Startup Maine considers other options after canceling June event
Written by Renee Cordes, Mainebiz:
After canceling this year’s Startup Maine conference in Portland, organizers are looking at other ways to provide entrepreneurs with helpful information, from podcasts to webinars.
The 2020 annual event had been scheduled to take place this June at the University of Southern Maine’s Abromson Community Education Center.
More than 500 people had been expected to attend.
Amid growing concern about the coronavirus outbreak, Startup Maine’s volunteers formed a COVID-19 preparedness committee nearly a month ago to keep tabs on the situation.
Last week, amid lingering uncertainty over when gatherings will again be permitted and speakers from out of town unable to commit, organizers decided to pull the plug and focus their energies elsewhere.
“This pause is giving us time to focus and strategize,” Katie Shorey, president of Startup Maine and director of engagement at Live + Work in Maine, told Mainebiz in a phone interview.
“We wanted to be more of a year-round organization, so now it’s our turn to pivot.”
It won’t be starting from scratch, after receiving more than 70 workshop applications for this year’s event and 20 suggestions by email, according to Shorey.
She said they may be able to put the content to other uses, for example by creating webinars or pre-taped workshops that could be released for online viewing.
Other ideas being considered include an entrepreneur spotlight series or an audio or video podcast, potentially with a strategic partner.
But Shorey underscores they wouldn’t seek to compete with existing podcasts like Marty Grohman’s “The Grow Maine Show” or the “Fast Forward Maine Podcast,” by Rich Brooks and Yury Nabokov.
Speaker series and other ideas

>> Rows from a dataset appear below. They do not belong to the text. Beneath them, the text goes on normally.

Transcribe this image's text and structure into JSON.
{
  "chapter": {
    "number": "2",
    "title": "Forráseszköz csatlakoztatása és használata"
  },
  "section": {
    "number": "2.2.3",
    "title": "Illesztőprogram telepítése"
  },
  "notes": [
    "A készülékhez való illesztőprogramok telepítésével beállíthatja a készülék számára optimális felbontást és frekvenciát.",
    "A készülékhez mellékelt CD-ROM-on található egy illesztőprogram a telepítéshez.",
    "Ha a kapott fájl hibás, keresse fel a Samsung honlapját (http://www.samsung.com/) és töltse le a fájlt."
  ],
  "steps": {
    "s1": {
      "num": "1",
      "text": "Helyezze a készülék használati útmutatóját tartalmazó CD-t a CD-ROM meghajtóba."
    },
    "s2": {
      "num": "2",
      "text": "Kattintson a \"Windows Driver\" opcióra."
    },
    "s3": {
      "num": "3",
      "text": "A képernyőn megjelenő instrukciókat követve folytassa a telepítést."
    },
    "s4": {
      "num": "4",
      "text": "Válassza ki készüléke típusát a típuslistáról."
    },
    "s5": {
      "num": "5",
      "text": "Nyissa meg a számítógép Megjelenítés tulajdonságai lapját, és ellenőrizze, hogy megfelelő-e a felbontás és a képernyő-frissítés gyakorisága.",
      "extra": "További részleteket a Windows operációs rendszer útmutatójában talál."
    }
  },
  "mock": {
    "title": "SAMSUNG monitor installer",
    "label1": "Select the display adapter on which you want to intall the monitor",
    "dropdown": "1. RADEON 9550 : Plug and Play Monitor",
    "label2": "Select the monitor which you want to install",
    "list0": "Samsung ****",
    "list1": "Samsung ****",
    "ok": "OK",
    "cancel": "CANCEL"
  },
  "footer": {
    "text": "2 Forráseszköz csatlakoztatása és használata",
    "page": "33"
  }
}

Startup Maine, a nonprofit powered by about 20 volunteers, is also looking at resuming live programming later this year, pending allowance of in-person gatherings, with a series in fall or winter.
Possible topics include information technology and cybersecurity; sessions on making a business pitch to private equity investors; and a crash course on distributed or remote work.
The group is also taking suggestions for webinars, interviews, podcasts or virtual events though an online application process.
Looking ahead to 2021, Startup Maine plans to resume the annual conference. Although a date has not yet been set, Shorey said that June has worked well.
As the group plans its next move, she has this message to the business community: “Startup Maine will continue its mission of providing entrepreneurs, small businesses and organizational partners with opportunities for learning, networking and celebrating victories across the ecosystem.”